ANN ARBOR, Mich. — The Maryland men’s basketball team thrived on its 3-point shooting. Michigan perished because of it.
In defeating the Wolverines 77-70 at the Crisler Center on Satruday, Maryland went 10 for 15 from behind the perimeter and forced Michigan to defend against a speedy, skilled set of guards.
With that strategy, Maryland all but took advantage of one of Michigan’s more glaring deficiencies in its first two months of the season: perimeter defense.
Michigan (11-5, 1-2 Big Ten) entered the game with the Big Ten’s lowest 3-point defense percentage, opponents shooting 39.8 percent (94 of 236) — an average of about 6 for 15 per game.
Maryland (14-2, 2-1) generously exceeded that total.
“Some of their guys made some tough 3s but a lot of those guys were open,” said Michigan forward Zak Irvin, who scored 15 points. “It’s tough to beat a team when they get 30 points from the 3-point line. They just played really well.”
Maryland guard Jared Nickens, Irvin said, was a particular threat to the Wolverines.

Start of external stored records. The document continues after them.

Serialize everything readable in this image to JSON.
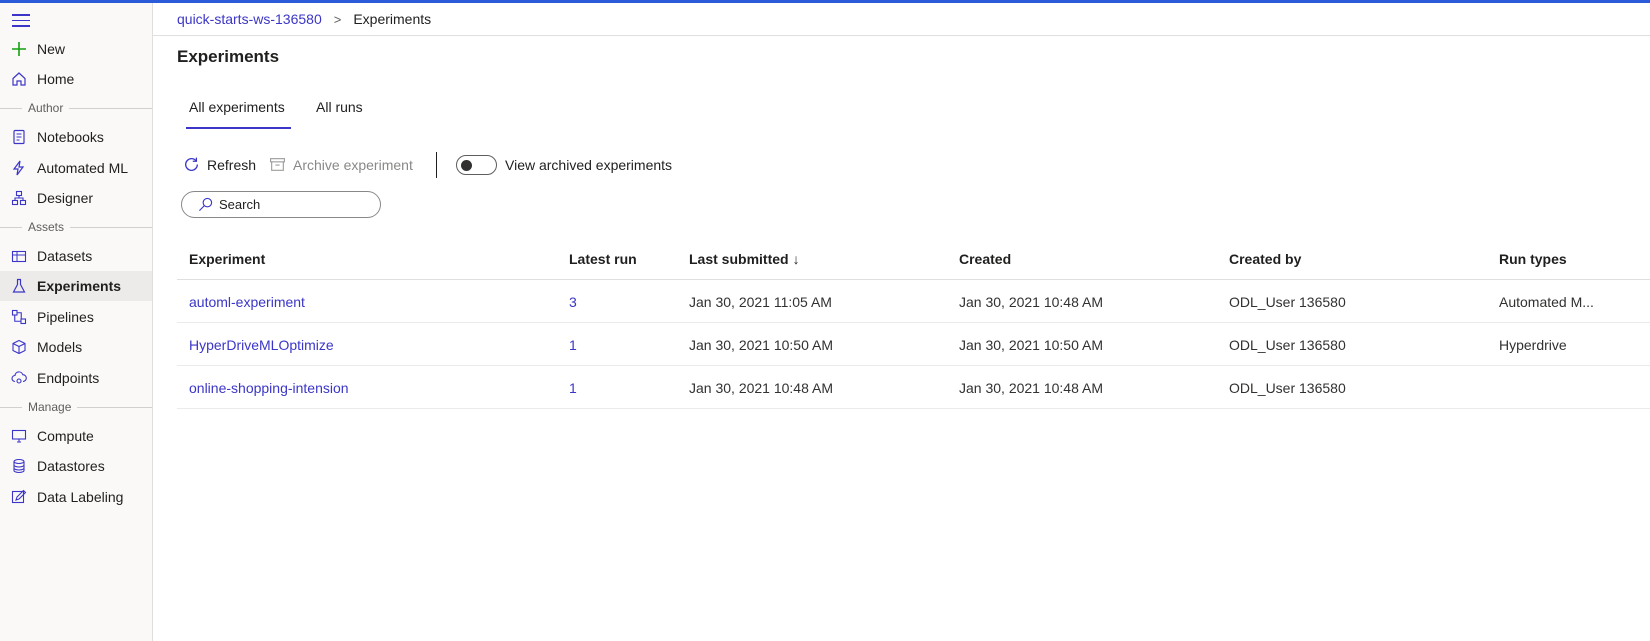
{
  "breadcrumb": {
    "workspace": "quick-starts-ws-136580",
    "separator": ">",
    "current": "Experiments"
  },
  "sidebar": {
    "top_items": [
      {
        "label": "New",
        "icon": "plus-icon"
      },
      {
        "label": "Home",
        "icon": "home-icon"
      }
    ],
    "sections": {
      "author": "Author",
      "assets": "Assets",
      "manage": "Manage"
    },
    "author_items": [
      {
        "label": "Notebooks",
        "icon": "notebook-icon"
      },
      {
        "label": "Automated ML",
        "icon": "automl-icon"
      },
      {
        "label": "Designer",
        "icon": "designer-icon"
      }
    ],
    "assets_items": [
      {
        "label": "Datasets",
        "icon": "datasets-icon"
      },
      {
        "label": "Experiments",
        "icon": "flask-icon"
      },
      {
        "label": "Pipelines",
        "icon": "pipelines-icon"
      },
      {
        "label": "Models",
        "icon": "models-icon"
      },
      {
        "label": "Endpoints",
        "icon": "endpoints-icon"
      }
    ],
    "manage_items": [
      {
        "label": "Compute",
        "icon": "compute-icon"
      },
      {
        "label": "Datastores",
        "icon": "datastores-icon"
      },
      {
        "label": "Data Labeling",
        "icon": "data-labeling-icon"
      }
    ]
  },
  "page": {
    "title": "Experiments"
  },
  "tabs": [
    {
      "label": "All experiments"
    },
    {
      "label": "All runs"
    }
  ],
  "toolbar": {
    "refresh_label": "Refresh",
    "archive_label": "Archive experiment",
    "toggle_label": "View archived experiments",
    "toggle_on": false
  },
  "search": {
    "placeholder": "Search"
  },
  "table": {
    "headers": [
      "Experiment",
      "Latest run",
      "Last submitted",
      "Created",
      "Created by",
      "Run types"
    ],
    "sort_indicator": "↓",
    "rows": [
      [
        "automl-experiment",
        "3",
        "Jan 30, 2021 11:05 AM",
        "Jan 30, 2021 10:48 AM",
        "ODL_User 136580",
        "Automated M..."
      ],
      [
        "HyperDriveMLOptimize",
        "1",
        "Jan 30, 2021 10:50 AM",
        "Jan 30, 2021 10:50 AM",
        "ODL_User 136580",
        "Hyperdrive"
      ],
      [
        "online-shopping-intension",
        "1",
        "Jan 30, 2021 10:48 AM",
        "Jan 30, 2021 10:48 AM",
        "ODL_User 136580",
        ""
      ]
    ]
  },
  "colors": {
    "accent": "#3b36c7",
    "topbar": "#2b5bd8",
    "new_plus": "#13a10e"
  }
}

Nickens entered the game shooting only 26.2 percent on 3-pointers, but went 4 for 4 off the bench against Michigan.
Maryland coach Mark Turgeon didn’t have a complicated explanation for why Maryland shot so well from behind the 3-point line.
“We made shots today,” Turgeon said. “Of course, Jared made 4 of them, but we made some tough ones. We have a really good shooting team and we’re still getting used to each other, and we’re getting better at what we do. But we made shots today.”
The 10-for-15 effort, though, had to please Turgeon; Maryland entered Saturday’s game 11th in the Big Ten in 3-point field-goal percentage (123 for 355, 34.6 percent) yet has been on a consistent 3-point shooting pace. In four games prior to Saturday, Maryland was a combined 44 for 85 (51.8 percent) from behind the arc.
Moritz Wagner, who had a game-high 17 points, couldn’t give an immediate response as to what his team needs to do to improve its perimeter defense.
“I don’t really know what to say about that, because you’re out there working your butt off and you’re getting killed at the 3-point line again,” Wagner said. “The only thing that’s left for us is just to go in the gym on Monday, try to get better and be aware of the fact that we’re not solid right now, defensively, especially.”
Michigan coach John Beilein, however, offered a more technical explanation.
“When we close out on people, we’ve got to get to shooters,” Beilein said. “Like today. (Maryland’s Kevin) Huerter, (Justin) Jackson and Nickens, they’re not guys you close out short and then contest. You just run them off the line. A couple times we closed out short and dared them to shoot it. That’s what they do well, and that’s that processing speed (on defense), that, ‘where am I going to go?’ It will come, it will come.
Then, Beilein impressed a certain urgency upon that notion.
“Hopefully, it doesn’t come when they’re playing over in Europe some day, later on, or in the NBA,” the 10th-year Michigan coach said, with a wry smile. “It’s got to be something that they want to do her at Michigan. Who am I guarding and where it is. It’s just an issue with this team.
“We’re going to work at it, and it’s going to be really fun when they pull this all together.”